                    On Kevin Kelly's "We Are the Web"

                            Stephen L. Talbott
                           (stevet@oreilly.com)

During 1994-1995 I wrote a book1 suggesting that the emerging culture of
the Internet was infected by a massive and potentially disastrous
confusion between our full human capacities and the technical capabilities
of the new digital machinery.  It's not that the technical capabilities
had nothing to do with us.  Quite the opposite.  The point was that
they lived first of all within us: we had to conceive the computer
and be capable of thinking like a computer before we could build one.
And that's exactly where the danger lay.  This thinking and the machine
it spawned were extremely one-sided expressions of ourselves.  If we
continued investing our energies in such one-sidedness, allowing the
rapid spread of digital machinery continually to reinforce our own
imbalance, then (so I argued) we would eventually descend to the level

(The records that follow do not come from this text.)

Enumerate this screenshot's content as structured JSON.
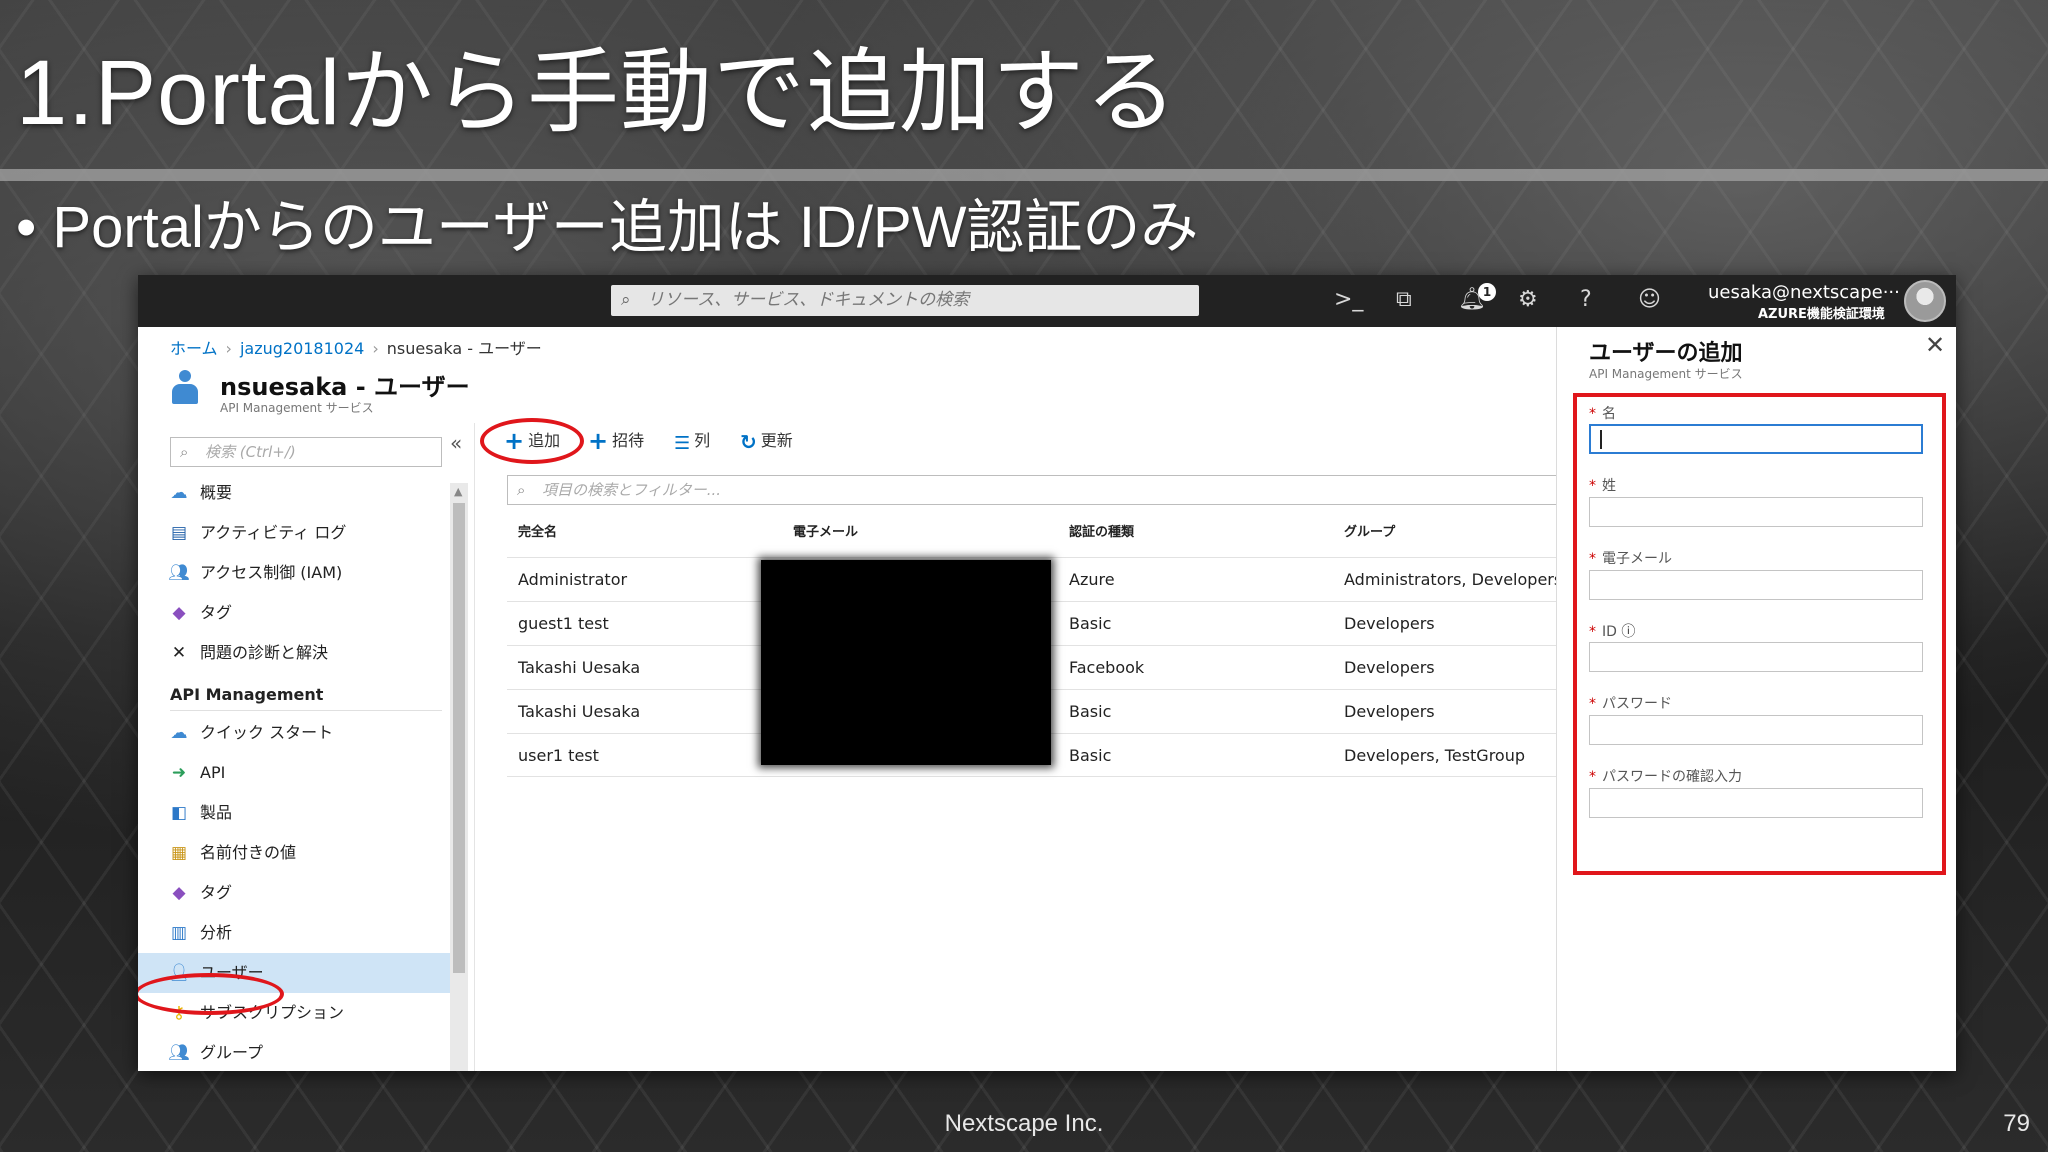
{
  "slide": {
    "title": "1.Portalから手動で追加する",
    "bullet": "• Portalからのユーザー追加は ID/PW認証のみ",
    "footer": "Nextscape Inc.",
    "page_number": "79"
  },
  "topbar": {
    "search_placeholder": "リソース、サービス、ドキュメントの検索",
    "notification_count": "1",
    "user_email": "uesaka@nextscape···",
    "tenant": "AZURE機能検証環境"
  },
  "breadcrumb": {
    "home": "ホーム",
    "resource": "jazug20181024",
    "current": "nsuesaka - ユーザー"
  },
  "blade": {
    "title": "nsuesaka - ユーザー",
    "subtitle": "API Management サービス"
  },
  "nav": {
    "search_placeholder": "検索 (Ctrl+/)",
    "collapse": "«",
    "items_top": [
      {
        "label": "概要",
        "icon": "cloud-icon"
      },
      {
        "label": "アクティビティ ログ",
        "icon": "log-icon"
      },
      {
        "label": "アクセス制御 (IAM)",
        "icon": "people-icon"
      },
      {
        "label": "タグ",
        "icon": "tag-icon"
      },
      {
        "label": "問題の診断と解決",
        "icon": "wrench-icon"
      }
    ],
    "section": "API Management",
    "items_api": [
      {
        "label": "クイック スタート",
        "icon": "cloud-icon"
      },
      {
        "label": "API",
        "icon": "arrow-icon"
      },
      {
        "label": "製品",
        "icon": "box-icon"
      },
      {
        "label": "名前付きの値",
        "icon": "table-icon"
      },
      {
        "label": "タグ",
        "icon": "tag-icon"
      },
      {
        "label": "分析",
        "icon": "chart-icon"
      },
      {
        "label": "ユーザー",
        "icon": "user-icon"
      },
      {
        "label": "サブスクリプション",
        "icon": "key-icon"
      },
      {
        "label": "グループ",
        "icon": "group-icon"
      }
    ]
  },
  "toolbar": {
    "add": "追加",
    "invite": "招待",
    "columns": "列",
    "refresh": "更新"
  },
  "filter_placeholder": "項目の検索とフィルター...",
  "table": {
    "headers": [
      "完全名",
      "電子メール",
      "認証の種類",
      "グループ"
    ],
    "rows": [
      [
        "Administrator",
        "",
        "Azure",
        "Administrators, Developers"
      ],
      [
        "guest1 test",
        "",
        "Basic",
        "Developers"
      ],
      [
        "Takashi Uesaka",
        "",
        "Facebook",
        "Developers"
      ],
      [
        "Takashi Uesaka",
        "",
        "Basic",
        "Developers"
      ],
      [
        "user1 test",
        "",
        "Basic",
        "Developers, TestGroup"
      ]
    ]
  },
  "panel": {
    "title": "ユーザーの追加",
    "subtitle": "API Management サービス",
    "close": "✕",
    "required_mark": "*",
    "fields": [
      "名",
      "姓",
      "電子メール",
      "ID",
      "パスワード",
      "パスワードの確認入力"
    ]
  },
  "colors": {
    "highlight": "#e0161b",
    "accent": "#0072c6",
    "active_nav": "#cfe4f6"
  }
}
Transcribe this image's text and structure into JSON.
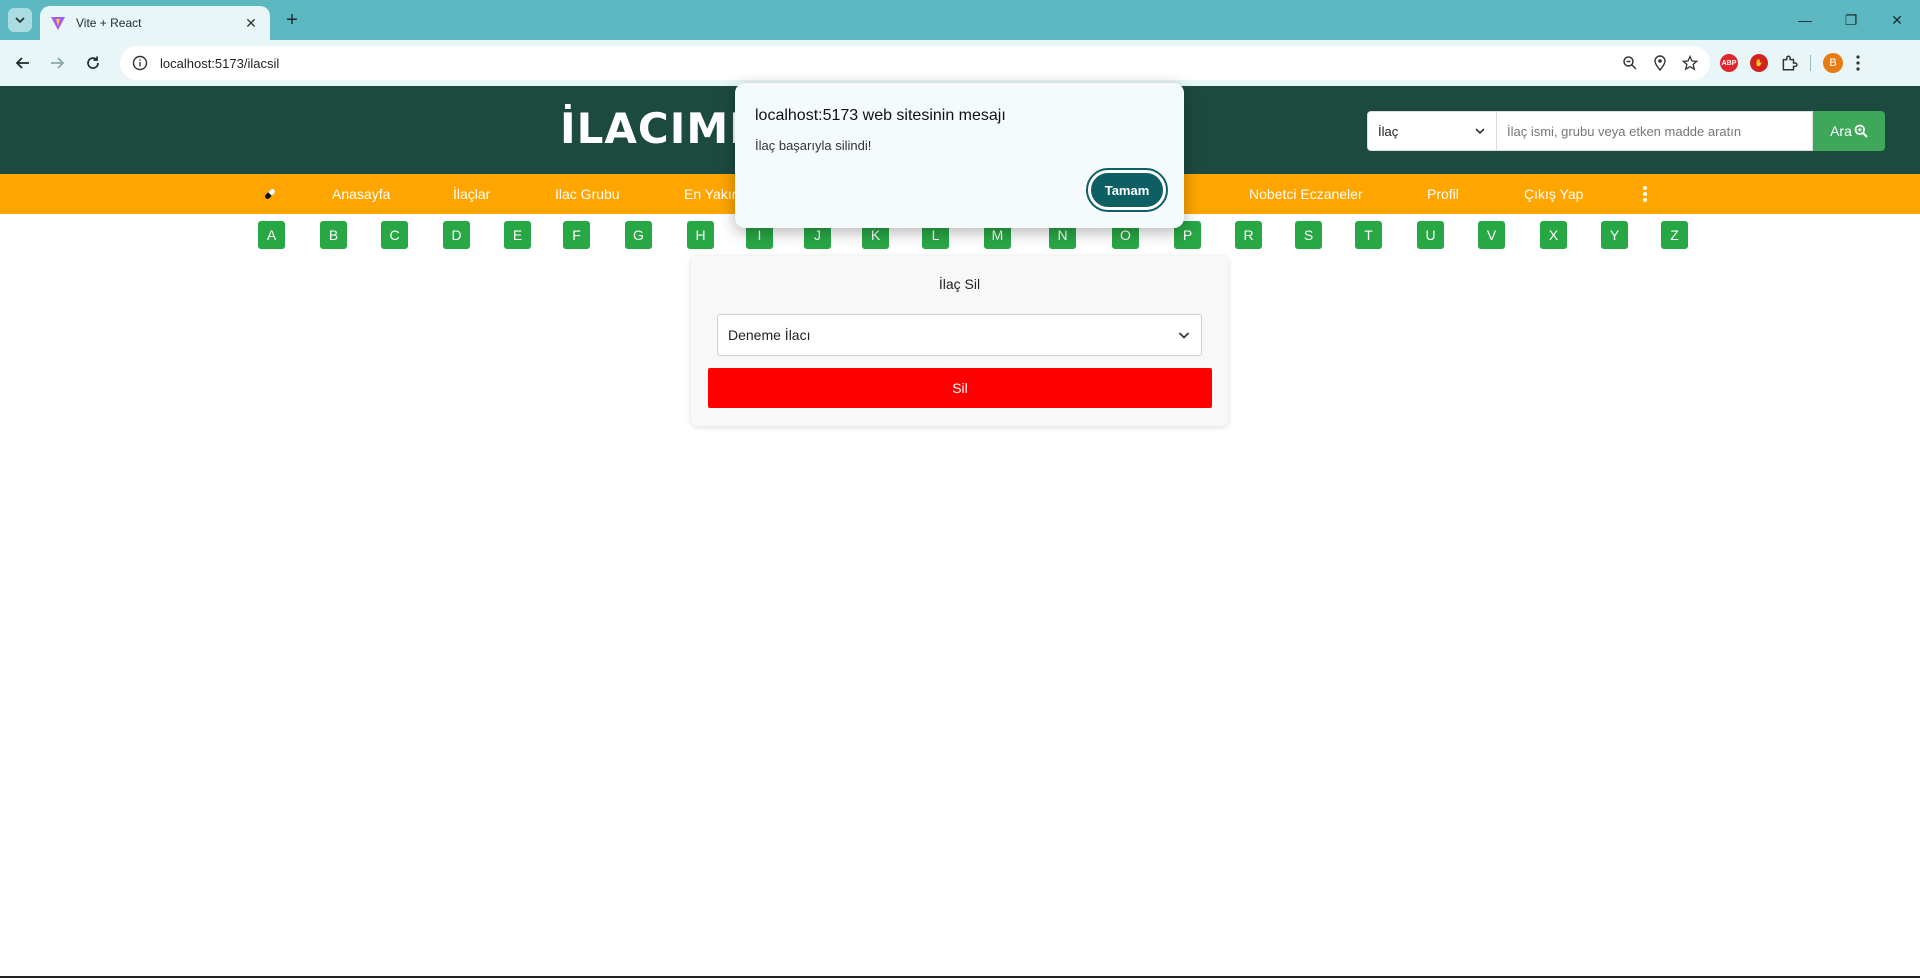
{
  "browser": {
    "tab_title": "Vite + React",
    "url": "localhost:5173/ilacsil",
    "profile_initial": "B",
    "ext_abp": "ABP"
  },
  "header": {
    "logo": "İLACIMI",
    "search_select_value": "İlaç",
    "search_placeholder": "İlaç ismi, grubu veya etken madde aratın",
    "search_button": "Ara"
  },
  "nav": {
    "items": [
      "Anasayfa",
      "İlaçlar",
      "Ilac Grubu",
      "En Yakın",
      "Nobetci Eczaneler",
      "Profil",
      "Çıkış Yap"
    ]
  },
  "letters": [
    "A",
    "B",
    "C",
    "D",
    "E",
    "F",
    "G",
    "H",
    "I",
    "J",
    "K",
    "L",
    "M",
    "N",
    "O",
    "P",
    "R",
    "S",
    "T",
    "U",
    "V",
    "X",
    "Y",
    "Z"
  ],
  "card": {
    "title": "İlaç Sil",
    "selected": "Deneme İlacı",
    "delete_button": "Sil"
  },
  "dialog": {
    "title": "localhost:5173 web sitesinin mesajı",
    "message": "İlaç başarıyla silindi!",
    "ok_button": "Tamam"
  },
  "colors": {
    "header_bg": "#1d4a3f",
    "nav_bg": "#ffa500",
    "letter_bg": "#28a745",
    "delete_bg": "#ff0000",
    "dialog_button": "#0d5f63"
  }
}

of our machines without even realizing it.  And we would mistake our
own descent for a glorio